Moving up in politics—while sticking to the principle of running “corporate free”—is not easy, however. By June of this year, Beckles found herself in a “jungle primary” race with ten other Democratic or Republican candidates, five of whom were far better funded than her. (In California, the top two primary vote getters move on the general election, regardless of party affiliation.) The first-place finisher was Buffy Wicks, a well-connected former Obama Administration official who has never held elected office before and lived only briefly in the district.
Wicks became the beneficiary of more than $1.2 million in campaign funding from wealthy donors tied to Lyft, Uber, and Bay Area tech firms, charter school interests, major landlords, a health care industry PAC, and Govern for California, a business oriented Super-PAC created by the current board chair of Wal-Mart and a former top advisor to Republican Governor Arnold Schwarzenegger.
This being California, the AD 15 candidate who out-spent Beckles by a ten-to-one margin is not a Republican herself, but rather a self-proclaimed fellow “progressive” Democrat (albeit one who does not favor rent control or moving too fast in the direction of single payer health care). The “corporate money free/people power” candidate from Richmond placed second on June 5, thanks to a largely volunteer-run campaign like Ocasio-Cortez’s and a Sanders-style small donor base. Beckles was backed by Our Revolution, the national network of local progressive groups, including the RPA, which grew out of Bernie Sanders’ presidential campaign. She also won endorsements from the SEIU, the Teamsters, ATU, CWA, and NUHW, all of which favor union members running for office themselves.
Over the next four months in Assembly District 15, we’re likely to see much more of the record-breaking political spending that dominated the primary stage of the race. The role of Obama Administration alumni and deep-pocketed national Democratic Party donor networks, on Wicks behalf, has already drawn critical media attention. If the candidates were both men, their run-off might even be described as a contest between David and Goliath. Jovanka Beckles has no shortage of experience being out-spent by opponents with corporate patronage and, thus, far deeper pockets. “We don’t have a million dollars to send out a bunch of mailers,” she says. And that’s because “we’re not trying to elect another status-quo Democrat.”
On November 6, we’ll find out whether “big money” can buy an election in the liberal East Bay—or whether, once again, a lot will be spent in vain, in the fashion of Chevron four years ago in Richmond.
About the Author

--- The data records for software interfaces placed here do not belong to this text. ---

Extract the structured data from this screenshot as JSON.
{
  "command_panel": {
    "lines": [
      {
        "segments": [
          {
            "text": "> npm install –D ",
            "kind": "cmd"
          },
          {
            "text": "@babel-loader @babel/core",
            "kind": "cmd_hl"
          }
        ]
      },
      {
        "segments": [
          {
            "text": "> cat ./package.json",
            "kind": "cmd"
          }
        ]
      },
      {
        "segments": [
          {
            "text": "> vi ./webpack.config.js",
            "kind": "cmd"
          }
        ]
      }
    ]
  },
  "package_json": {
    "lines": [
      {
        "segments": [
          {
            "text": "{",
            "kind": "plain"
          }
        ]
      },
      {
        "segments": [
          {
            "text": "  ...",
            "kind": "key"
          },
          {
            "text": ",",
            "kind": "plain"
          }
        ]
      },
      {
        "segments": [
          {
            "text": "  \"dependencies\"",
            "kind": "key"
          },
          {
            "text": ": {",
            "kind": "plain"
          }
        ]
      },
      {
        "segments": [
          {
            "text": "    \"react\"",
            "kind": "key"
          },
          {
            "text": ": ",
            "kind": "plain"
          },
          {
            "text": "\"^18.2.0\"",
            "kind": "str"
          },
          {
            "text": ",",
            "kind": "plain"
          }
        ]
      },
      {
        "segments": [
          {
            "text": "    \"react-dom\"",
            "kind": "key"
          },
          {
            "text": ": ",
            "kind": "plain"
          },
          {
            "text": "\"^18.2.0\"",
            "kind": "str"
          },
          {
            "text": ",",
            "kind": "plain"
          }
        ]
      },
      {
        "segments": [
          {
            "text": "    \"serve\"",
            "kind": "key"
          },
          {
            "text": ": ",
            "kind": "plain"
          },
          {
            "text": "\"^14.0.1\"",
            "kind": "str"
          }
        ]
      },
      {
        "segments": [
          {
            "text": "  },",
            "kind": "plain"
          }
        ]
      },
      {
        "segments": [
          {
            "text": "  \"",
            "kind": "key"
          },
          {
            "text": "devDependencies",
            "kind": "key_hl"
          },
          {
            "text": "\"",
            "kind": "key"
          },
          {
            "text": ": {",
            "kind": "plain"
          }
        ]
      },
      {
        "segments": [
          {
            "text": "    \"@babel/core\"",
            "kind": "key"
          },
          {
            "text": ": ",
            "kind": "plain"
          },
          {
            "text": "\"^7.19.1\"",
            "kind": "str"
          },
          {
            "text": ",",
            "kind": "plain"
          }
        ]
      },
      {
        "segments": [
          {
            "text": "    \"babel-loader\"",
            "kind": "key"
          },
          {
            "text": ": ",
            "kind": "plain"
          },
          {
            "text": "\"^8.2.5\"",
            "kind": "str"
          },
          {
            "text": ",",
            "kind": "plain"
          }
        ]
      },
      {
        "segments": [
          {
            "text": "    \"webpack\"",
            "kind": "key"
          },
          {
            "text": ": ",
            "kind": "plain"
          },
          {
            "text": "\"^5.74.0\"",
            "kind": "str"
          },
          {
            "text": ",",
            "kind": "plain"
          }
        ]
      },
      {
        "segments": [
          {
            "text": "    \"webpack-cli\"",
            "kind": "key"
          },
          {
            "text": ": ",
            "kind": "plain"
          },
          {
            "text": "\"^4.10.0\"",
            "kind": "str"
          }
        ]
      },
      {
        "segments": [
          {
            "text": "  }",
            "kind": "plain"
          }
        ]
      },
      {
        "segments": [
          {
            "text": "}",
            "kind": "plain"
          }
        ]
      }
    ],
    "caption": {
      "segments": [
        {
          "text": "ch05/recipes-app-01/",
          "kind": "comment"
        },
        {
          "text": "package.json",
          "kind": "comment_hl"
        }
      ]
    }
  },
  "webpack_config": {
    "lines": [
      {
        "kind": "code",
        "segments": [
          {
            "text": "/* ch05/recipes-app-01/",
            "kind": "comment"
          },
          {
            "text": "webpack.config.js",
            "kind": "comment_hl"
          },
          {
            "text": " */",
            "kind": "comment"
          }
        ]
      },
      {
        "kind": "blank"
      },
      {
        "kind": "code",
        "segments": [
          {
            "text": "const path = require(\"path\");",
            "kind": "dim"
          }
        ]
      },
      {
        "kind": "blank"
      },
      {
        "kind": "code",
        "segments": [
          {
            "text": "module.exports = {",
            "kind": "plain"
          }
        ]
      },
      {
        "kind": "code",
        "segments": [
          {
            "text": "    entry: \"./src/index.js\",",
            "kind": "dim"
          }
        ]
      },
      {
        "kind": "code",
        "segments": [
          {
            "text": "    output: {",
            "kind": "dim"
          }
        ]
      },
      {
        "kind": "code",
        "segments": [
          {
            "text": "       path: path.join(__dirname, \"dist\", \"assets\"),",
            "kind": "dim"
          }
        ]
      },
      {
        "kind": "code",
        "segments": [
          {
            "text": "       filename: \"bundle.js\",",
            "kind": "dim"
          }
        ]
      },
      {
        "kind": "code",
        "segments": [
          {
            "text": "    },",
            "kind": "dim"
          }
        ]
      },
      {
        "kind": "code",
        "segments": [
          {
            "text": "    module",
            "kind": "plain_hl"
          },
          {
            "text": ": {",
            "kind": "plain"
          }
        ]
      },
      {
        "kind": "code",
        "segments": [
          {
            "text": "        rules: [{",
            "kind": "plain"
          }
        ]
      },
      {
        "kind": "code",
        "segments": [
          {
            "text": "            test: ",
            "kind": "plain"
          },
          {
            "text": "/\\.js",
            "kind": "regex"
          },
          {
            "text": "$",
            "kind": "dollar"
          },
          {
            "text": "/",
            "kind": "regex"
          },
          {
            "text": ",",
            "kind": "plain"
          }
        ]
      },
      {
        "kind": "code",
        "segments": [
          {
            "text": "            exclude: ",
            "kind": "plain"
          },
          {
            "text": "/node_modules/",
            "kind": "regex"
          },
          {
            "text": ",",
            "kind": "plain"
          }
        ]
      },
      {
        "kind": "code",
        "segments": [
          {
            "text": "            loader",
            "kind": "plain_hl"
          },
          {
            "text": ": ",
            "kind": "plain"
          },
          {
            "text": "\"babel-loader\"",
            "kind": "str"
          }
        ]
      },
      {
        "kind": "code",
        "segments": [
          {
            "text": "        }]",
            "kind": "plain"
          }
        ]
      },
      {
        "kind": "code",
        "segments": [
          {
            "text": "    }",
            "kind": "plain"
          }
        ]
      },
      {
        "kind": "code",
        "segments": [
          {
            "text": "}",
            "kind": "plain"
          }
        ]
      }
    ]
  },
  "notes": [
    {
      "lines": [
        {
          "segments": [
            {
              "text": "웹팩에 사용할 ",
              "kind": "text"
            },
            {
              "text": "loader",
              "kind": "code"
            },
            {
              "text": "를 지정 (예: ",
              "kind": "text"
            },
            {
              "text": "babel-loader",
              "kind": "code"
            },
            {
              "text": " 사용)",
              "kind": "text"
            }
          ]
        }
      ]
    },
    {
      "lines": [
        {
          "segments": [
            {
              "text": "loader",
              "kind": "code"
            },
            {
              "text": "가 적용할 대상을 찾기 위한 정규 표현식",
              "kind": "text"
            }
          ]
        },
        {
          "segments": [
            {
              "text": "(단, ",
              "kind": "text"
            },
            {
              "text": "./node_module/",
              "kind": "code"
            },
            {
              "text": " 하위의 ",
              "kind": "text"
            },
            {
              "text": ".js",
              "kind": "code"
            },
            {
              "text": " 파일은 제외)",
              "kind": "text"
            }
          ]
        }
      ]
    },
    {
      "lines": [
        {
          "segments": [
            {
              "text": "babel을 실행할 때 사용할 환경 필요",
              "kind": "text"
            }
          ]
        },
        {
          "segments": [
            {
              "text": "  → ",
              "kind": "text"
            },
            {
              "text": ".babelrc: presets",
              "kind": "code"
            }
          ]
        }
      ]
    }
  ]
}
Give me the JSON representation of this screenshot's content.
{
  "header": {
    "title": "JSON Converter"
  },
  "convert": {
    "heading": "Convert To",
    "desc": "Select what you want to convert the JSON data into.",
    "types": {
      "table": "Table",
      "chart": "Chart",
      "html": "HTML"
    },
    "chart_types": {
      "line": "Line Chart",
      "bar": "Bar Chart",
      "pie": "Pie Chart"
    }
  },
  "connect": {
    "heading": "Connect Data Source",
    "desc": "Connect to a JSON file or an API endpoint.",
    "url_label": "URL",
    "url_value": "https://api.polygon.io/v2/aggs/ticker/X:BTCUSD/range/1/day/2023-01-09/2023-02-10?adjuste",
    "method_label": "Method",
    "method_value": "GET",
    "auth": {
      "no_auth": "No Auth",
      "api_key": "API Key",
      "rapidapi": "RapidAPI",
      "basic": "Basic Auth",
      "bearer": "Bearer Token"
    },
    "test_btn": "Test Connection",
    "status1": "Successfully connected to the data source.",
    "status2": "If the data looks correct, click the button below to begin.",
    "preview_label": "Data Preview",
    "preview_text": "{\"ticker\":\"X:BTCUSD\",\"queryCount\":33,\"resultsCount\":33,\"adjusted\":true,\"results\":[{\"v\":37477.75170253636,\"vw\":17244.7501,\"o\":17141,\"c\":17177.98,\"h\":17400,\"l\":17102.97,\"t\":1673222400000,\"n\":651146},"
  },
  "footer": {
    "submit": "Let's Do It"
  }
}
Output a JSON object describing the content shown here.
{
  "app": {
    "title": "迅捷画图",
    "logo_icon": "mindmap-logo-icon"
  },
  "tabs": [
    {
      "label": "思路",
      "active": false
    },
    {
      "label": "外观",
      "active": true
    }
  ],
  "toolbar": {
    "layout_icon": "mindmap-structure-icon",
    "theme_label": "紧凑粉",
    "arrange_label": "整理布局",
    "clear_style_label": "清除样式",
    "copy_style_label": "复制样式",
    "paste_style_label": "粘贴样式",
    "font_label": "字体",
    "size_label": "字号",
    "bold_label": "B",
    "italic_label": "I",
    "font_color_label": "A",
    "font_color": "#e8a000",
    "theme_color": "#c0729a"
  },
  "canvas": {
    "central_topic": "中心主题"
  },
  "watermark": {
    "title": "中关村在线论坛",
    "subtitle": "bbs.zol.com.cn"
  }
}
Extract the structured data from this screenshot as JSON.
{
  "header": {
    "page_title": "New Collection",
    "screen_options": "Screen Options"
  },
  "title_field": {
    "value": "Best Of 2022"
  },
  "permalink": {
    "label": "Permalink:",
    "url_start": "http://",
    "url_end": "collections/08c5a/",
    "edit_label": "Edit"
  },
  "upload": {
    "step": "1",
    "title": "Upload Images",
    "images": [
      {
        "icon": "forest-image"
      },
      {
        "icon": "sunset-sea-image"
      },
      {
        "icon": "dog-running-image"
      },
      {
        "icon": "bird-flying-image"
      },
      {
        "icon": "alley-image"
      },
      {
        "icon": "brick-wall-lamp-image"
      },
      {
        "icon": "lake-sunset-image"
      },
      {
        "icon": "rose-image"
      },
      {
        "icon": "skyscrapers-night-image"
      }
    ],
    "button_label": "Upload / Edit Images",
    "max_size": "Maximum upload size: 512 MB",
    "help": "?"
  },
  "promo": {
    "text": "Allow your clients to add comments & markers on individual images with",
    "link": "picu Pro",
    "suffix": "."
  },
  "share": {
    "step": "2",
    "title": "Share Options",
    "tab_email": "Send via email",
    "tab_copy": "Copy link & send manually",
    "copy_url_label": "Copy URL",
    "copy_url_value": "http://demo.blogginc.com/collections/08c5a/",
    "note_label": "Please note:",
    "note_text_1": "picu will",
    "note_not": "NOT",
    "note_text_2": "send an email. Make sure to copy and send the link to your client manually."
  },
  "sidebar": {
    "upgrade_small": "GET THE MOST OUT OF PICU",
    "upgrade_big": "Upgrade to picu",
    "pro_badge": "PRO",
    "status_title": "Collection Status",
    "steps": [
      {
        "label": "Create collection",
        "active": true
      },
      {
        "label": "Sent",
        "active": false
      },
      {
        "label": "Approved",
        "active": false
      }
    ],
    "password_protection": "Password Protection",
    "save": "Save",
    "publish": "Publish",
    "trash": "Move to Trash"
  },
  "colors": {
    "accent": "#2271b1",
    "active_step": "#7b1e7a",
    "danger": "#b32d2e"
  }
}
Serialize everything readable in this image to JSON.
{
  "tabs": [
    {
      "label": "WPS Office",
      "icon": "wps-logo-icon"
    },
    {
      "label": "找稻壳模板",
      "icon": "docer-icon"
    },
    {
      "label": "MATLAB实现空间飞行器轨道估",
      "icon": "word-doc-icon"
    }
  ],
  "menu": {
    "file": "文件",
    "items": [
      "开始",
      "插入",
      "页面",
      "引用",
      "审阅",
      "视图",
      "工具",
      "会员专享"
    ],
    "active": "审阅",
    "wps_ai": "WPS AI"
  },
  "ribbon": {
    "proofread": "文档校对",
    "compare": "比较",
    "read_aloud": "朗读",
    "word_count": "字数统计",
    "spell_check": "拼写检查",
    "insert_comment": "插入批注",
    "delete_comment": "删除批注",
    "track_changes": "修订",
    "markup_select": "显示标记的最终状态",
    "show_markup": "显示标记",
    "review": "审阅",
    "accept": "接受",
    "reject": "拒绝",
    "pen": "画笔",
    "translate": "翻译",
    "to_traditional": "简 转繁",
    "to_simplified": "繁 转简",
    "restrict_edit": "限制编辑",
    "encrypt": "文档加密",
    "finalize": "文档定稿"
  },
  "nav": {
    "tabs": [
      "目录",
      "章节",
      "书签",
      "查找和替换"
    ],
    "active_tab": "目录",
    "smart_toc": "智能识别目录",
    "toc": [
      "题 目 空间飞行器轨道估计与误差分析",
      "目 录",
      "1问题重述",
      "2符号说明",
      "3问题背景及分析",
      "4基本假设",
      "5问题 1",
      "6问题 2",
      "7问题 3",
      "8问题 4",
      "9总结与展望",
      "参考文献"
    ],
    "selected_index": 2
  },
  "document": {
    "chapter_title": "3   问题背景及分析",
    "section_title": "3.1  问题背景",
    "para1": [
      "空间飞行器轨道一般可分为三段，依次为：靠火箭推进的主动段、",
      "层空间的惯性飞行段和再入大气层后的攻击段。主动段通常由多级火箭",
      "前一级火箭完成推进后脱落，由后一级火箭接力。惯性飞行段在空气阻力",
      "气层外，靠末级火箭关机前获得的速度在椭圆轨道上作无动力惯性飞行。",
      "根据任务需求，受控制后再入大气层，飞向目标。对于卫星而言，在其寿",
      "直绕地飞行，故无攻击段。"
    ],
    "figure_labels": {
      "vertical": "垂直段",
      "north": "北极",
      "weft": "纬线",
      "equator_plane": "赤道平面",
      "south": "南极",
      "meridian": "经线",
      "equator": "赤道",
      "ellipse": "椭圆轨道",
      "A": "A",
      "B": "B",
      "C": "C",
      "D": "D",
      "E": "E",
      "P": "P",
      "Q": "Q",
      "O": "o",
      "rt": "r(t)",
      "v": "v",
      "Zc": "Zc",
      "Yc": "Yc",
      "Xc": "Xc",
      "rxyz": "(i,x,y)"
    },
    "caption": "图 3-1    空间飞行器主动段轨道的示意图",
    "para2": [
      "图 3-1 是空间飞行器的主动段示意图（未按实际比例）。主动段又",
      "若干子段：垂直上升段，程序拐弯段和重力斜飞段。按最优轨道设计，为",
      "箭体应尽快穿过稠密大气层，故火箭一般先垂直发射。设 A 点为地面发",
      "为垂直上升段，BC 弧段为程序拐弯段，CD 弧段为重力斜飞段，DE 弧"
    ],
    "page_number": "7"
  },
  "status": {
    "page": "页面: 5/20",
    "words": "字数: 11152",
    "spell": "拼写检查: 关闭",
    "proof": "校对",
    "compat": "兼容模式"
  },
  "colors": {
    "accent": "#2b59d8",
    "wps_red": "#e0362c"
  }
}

Steve Early is a journalist, lawyer, and Richmond-based author of Refinery Town: Big Oil, Big Money, and the Remaking of an American City (Beacon Press, 2017). He can be reached at [email protected]. Visit his website.